Younger Pennsylvania residents may think that it is premature to think about an estate plan, but having one is important for adults of all ages. Younger people might also think that they do not need an estate plan until they have children, but this is not the case. Single individuals need to protect their income and make a plan for their care in case they are incapacitated. Partnered individuals need to make sure that their partner is cared for. When a person is young and healthy is one of the best times to begin thinking about an estate plan.
If there is no will, the state law of intestacy will govern how assets are distributed. This will require court proceedings that can be expensive and time-consuming, and it can result in beneficiaries getting less than they would have with a will.
People may be tempted to use a do-it-yourself will, especially if their own financial situation seems fairly simple, but this can have pitfalls. These types of wills often do not address a person's particular situation, and it is easy to make errors that could cause a part of the will be to invalid or to delay the distribution of property. Individuals should also plan to review their estate plan annually to respond to changes in the family, in their financial position and in tax and laws that pertain to estate planning.

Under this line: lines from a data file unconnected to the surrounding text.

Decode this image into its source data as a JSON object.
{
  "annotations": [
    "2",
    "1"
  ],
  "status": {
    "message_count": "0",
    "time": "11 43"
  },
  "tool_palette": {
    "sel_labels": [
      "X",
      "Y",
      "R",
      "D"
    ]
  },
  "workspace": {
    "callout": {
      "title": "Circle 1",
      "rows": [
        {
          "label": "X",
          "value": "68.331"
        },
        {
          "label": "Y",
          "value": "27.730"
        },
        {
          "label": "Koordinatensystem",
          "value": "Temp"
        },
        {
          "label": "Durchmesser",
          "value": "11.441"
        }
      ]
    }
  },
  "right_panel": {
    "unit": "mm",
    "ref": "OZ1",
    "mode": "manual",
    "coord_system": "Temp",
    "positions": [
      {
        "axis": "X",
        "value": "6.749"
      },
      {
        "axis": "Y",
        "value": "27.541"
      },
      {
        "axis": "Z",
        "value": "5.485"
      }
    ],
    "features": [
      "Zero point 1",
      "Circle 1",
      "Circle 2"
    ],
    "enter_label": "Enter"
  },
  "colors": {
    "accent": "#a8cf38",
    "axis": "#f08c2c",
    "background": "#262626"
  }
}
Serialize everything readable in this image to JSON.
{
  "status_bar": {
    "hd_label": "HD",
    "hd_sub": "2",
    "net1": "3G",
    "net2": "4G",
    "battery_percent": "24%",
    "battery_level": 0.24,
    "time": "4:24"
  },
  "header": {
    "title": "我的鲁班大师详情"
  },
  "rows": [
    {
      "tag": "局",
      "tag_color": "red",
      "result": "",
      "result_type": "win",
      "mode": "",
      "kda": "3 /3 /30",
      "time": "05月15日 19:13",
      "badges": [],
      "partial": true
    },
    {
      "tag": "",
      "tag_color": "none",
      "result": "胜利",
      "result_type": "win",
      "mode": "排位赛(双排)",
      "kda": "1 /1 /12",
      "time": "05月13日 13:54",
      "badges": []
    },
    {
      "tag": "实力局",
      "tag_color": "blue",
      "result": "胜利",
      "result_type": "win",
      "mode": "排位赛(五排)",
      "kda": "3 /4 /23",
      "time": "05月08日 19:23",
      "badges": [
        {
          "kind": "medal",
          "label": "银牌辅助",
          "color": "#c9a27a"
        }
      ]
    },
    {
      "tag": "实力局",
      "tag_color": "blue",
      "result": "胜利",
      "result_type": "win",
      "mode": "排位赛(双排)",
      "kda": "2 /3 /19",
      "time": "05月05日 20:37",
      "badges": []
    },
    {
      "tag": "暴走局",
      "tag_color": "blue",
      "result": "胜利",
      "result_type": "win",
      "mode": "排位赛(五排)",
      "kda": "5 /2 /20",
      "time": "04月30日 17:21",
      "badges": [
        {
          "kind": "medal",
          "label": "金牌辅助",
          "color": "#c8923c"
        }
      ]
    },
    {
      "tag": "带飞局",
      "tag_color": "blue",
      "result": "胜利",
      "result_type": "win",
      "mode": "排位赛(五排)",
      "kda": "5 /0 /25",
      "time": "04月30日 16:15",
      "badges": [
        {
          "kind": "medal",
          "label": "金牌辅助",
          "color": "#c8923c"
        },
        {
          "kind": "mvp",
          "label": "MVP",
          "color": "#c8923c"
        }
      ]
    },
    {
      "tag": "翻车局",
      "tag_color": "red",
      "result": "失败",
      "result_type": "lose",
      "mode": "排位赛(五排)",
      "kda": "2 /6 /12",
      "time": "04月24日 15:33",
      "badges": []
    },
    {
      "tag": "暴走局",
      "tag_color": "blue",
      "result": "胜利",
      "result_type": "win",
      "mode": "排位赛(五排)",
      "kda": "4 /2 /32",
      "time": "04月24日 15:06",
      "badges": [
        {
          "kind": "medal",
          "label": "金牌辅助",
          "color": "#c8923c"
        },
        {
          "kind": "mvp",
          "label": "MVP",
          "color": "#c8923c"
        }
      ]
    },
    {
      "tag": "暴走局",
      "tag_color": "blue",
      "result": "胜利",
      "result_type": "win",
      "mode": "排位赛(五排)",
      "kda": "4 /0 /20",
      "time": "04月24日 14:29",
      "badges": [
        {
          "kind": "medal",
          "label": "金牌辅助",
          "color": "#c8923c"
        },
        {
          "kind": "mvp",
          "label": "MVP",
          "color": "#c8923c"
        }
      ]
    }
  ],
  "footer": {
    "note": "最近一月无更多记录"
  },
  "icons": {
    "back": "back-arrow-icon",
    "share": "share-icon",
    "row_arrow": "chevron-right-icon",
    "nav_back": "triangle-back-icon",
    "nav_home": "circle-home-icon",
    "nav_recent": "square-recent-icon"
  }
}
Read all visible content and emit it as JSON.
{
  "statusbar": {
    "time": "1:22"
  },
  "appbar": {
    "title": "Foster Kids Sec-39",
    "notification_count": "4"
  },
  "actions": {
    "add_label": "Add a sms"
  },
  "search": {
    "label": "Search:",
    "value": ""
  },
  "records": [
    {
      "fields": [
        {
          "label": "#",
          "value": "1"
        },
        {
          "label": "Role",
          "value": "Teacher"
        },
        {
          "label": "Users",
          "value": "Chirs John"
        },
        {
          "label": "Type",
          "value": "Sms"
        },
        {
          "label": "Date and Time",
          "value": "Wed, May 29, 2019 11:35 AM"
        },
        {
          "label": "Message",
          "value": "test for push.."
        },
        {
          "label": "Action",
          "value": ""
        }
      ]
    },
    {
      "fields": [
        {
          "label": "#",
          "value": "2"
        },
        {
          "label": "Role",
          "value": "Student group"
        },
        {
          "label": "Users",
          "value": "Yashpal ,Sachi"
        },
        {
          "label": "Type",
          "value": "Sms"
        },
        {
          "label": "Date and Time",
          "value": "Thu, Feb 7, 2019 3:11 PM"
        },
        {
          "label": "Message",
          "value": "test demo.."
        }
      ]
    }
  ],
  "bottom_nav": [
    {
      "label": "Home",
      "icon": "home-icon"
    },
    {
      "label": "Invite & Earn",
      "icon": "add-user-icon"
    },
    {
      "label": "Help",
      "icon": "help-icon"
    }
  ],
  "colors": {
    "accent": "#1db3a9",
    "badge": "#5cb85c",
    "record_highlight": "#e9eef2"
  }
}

Even those people who have a valid will may not have enough protection to provide for future contingencies. An estate planning attorney may often recommend that a client consider such documents as powers of attorney that would grant a trusted individual the right to make financial or health care decisions should the principal become incapacitated.